WORK ORDER: The answer is all of the entries below, repeated exactly and free of pictures.

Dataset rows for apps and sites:
•••

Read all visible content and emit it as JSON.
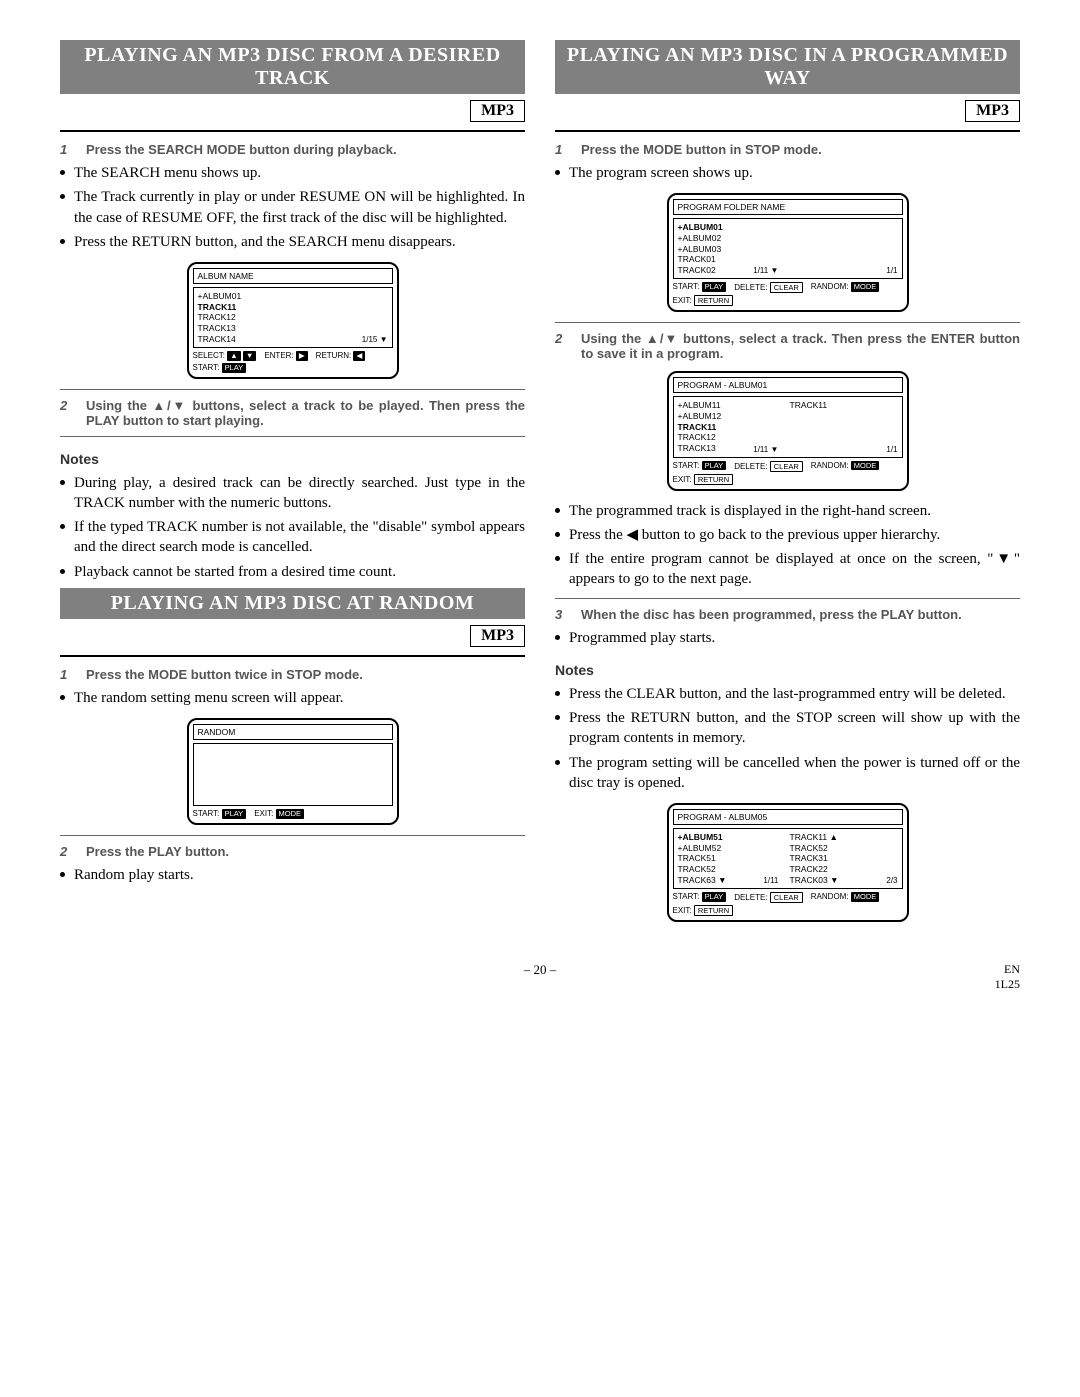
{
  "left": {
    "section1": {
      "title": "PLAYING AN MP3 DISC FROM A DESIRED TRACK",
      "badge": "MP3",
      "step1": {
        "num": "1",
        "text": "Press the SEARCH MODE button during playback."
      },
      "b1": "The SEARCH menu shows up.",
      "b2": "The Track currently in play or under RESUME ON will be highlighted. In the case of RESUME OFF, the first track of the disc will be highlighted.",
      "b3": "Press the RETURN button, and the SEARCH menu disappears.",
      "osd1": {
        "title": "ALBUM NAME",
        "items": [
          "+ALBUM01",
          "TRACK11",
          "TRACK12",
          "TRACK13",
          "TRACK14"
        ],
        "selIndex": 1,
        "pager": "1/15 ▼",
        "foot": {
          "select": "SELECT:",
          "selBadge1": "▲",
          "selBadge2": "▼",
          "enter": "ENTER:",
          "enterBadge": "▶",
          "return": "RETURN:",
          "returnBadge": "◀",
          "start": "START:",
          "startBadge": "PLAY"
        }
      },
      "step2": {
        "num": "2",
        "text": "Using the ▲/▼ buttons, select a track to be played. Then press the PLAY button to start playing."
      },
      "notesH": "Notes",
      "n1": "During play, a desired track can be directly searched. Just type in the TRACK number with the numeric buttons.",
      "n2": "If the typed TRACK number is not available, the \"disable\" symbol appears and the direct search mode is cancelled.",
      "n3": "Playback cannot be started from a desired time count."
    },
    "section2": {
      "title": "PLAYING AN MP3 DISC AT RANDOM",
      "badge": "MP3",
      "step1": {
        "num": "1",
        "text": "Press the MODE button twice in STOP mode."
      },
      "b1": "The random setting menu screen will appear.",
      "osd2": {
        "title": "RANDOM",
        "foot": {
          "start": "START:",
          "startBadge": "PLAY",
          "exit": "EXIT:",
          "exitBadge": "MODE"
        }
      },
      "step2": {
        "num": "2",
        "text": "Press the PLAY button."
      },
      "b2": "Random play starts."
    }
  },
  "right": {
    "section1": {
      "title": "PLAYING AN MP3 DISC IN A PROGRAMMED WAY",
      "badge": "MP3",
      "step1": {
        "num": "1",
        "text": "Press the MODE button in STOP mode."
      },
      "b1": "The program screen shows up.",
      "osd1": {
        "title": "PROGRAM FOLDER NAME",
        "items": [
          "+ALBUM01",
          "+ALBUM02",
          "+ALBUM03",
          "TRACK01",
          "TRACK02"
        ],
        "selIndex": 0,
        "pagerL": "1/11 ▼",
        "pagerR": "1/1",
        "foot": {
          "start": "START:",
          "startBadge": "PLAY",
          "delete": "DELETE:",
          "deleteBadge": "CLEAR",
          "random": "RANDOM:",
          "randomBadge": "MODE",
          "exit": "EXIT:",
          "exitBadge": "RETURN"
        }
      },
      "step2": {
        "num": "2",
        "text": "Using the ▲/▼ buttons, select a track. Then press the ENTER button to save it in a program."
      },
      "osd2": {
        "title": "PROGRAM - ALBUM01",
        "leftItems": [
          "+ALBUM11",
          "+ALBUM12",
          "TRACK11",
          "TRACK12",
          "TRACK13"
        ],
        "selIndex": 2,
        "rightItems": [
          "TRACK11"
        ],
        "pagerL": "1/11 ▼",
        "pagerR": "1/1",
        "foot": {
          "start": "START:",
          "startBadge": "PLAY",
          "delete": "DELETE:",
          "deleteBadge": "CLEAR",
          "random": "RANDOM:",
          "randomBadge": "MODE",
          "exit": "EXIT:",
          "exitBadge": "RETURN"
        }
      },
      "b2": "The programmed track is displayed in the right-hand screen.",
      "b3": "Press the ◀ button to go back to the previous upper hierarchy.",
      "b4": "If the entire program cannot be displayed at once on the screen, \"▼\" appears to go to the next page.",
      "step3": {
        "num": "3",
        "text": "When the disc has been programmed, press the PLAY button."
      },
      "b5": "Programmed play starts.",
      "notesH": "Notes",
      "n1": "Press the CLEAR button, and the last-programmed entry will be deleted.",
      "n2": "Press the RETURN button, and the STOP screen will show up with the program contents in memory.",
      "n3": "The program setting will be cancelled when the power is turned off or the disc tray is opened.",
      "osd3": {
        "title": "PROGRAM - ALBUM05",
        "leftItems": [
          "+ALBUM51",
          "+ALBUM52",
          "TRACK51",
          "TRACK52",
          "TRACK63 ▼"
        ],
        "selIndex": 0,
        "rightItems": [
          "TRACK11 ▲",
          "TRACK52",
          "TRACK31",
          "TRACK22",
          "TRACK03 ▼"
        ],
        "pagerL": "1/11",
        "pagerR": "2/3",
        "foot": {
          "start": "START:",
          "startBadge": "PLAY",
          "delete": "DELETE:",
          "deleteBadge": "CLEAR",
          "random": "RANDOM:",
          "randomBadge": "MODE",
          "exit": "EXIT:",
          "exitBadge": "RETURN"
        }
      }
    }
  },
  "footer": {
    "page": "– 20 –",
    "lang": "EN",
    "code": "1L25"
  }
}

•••

EXPECTED OUTPUT:
Read all visible content and emit it as JSON.
{
  "left": {
    "section1": {
      "title": "PLAYING AN MP3 DISC FROM A DESIRED TRACK",
      "badge": "MP3",
      "step1": {
        "num": "1",
        "text": "Press the SEARCH MODE button during playback."
      },
      "b1": "The SEARCH menu shows up.",
      "b2": "The Track currently in play or under RESUME ON will be highlighted. In the case of RESUME OFF, the first track of the disc will be highlighted.",
      "b3": "Press the RETURN button, and the SEARCH menu disappears.",
      "osd1": {
        "title": "ALBUM NAME",
        "items": [
          "+ALBUM01",
          "TRACK11",
          "TRACK12",
          "TRACK13",
          "TRACK14"
        ],
        "selIndex": 1,
        "pager": "1/15 ▼",
        "foot": {
          "select": "SELECT:",
          "selBadge1": "▲",
          "selBadge2": "▼",
          "enter": "ENTER:",
          "enterBadge": "▶",
          "return": "RETURN:",
          "returnBadge": "◀",
          "start": "START:",
          "startBadge": "PLAY"
        }
      },
      "step2": {
        "num": "2",
        "text": "Using the ▲/▼ buttons, select a track to be played. Then press the PLAY button to start playing."
      },
      "notesH": "Notes",
      "n1": "During play, a desired track can be directly searched. Just type in the TRACK number with the numeric buttons.",
      "n2": "If the typed TRACK number is not available, the \"disable\" symbol appears and the direct search mode is cancelled.",
      "n3": "Playback cannot be started from a desired time count."
    },
    "section2": {
      "title": "PLAYING AN MP3 DISC AT RANDOM",
      "badge": "MP3",
      "step1": {
        "num": "1",
        "text": "Press the MODE button twice in STOP mode."
      },
      "b1": "The random setting menu screen will appear.",
      "osd2": {
        "title": "RANDOM",
        "foot": {
          "start": "START:",
          "startBadge": "PLAY",
          "exit": "EXIT:",
          "exitBadge": "MODE"
        }
      },
      "step2": {
        "num": "2",
        "text": "Press the PLAY button."
      },
      "b2": "Random play starts."
    }
  },
  "right": {
    "section1": {
      "title": "PLAYING AN MP3 DISC IN A PROGRAMMED WAY",
      "badge": "MP3",
      "step1": {
        "num": "1",
        "text": "Press the MODE button in STOP mode."
      },
      "b1": "The program screen shows up.",
      "osd1": {
        "title": "PROGRAM FOLDER NAME",
        "items": [
          "+ALBUM01",
          "+ALBUM02",
          "+ALBUM03",
          "TRACK01",
          "TRACK02"
        ],
        "selIndex": 0,
        "pagerL": "1/11 ▼",
        "pagerR": "1/1",
        "foot": {
          "start": "START:",
          "startBadge": "PLAY",
          "delete": "DELETE:",
          "deleteBadge": "CLEAR",
          "random": "RANDOM:",
          "randomBadge": "MODE",
          "exit": "EXIT:",
          "exitBadge": "RETURN"
        }
      },
      "step2": {
        "num": "2",
        "text": "Using the ▲/▼ buttons, select a track. Then press the ENTER button to save it in a program."
      },
      "osd2": {
        "title": "PROGRAM - ALBUM01",
        "leftItems": [
          "+ALBUM11",
          "+ALBUM12",
          "TRACK11",
          "TRACK12",
          "TRACK13"
        ],
        "selIndex": 2,
        "rightItems": [
          "TRACK11"
        ],
        "pagerL": "1/11 ▼",
        "pagerR": "1/1",
        "foot": {
          "start": "START:",
          "startBadge": "PLAY",
          "delete": "DELETE:",
          "deleteBadge": "CLEAR",
          "random": "RANDOM:",
          "randomBadge": "MODE",
          "exit": "EXIT:",
          "exitBadge": "RETURN"
        }
      },
      "b2": "The programmed track is displayed in the right-hand screen.",
      "b3": "Press the ◀ button to go back to the previous upper hierarchy.",
      "b4": "If the entire program cannot be displayed at once on the screen, \"▼\" appears to go to the next page.",
      "step3": {
        "num": "3",
        "text": "When the disc has been programmed, press the PLAY button."
      },
      "b5": "Programmed play starts.",
      "notesH": "Notes",
      "n1": "Press the CLEAR button, and the last-programmed entry will be deleted.",
      "n2": "Press the RETURN button, and the STOP screen will show up with the program contents in memory.",
      "n3": "The program setting will be cancelled when the power is turned off or the disc tray is opened.",
      "osd3": {
        "title": "PROGRAM - ALBUM05",
        "leftItems": [
          "+ALBUM51",
          "+ALBUM52",
          "TRACK51",
          "TRACK52",
          "TRACK63 ▼"
        ],
        "selIndex": 0,
        "rightItems": [
          "TRACK11 ▲",
          "TRACK52",
          "TRACK31",
          "TRACK22",
          "TRACK03 ▼"
        ],
        "pagerL": "1/11",
        "pagerR": "2/3",
        "foot": {
          "start": "START:",
          "startBadge": "PLAY",
          "delete": "DELETE:",
          "deleteBadge": "CLEAR",
          "random": "RANDOM:",
          "randomBadge": "MODE",
          "exit": "EXIT:",
          "exitBadge": "RETURN"
        }
      }
    }
  },
  "footer": {
    "page": "– 20 –",
    "lang": "EN",
    "code": "1L25"
  }
}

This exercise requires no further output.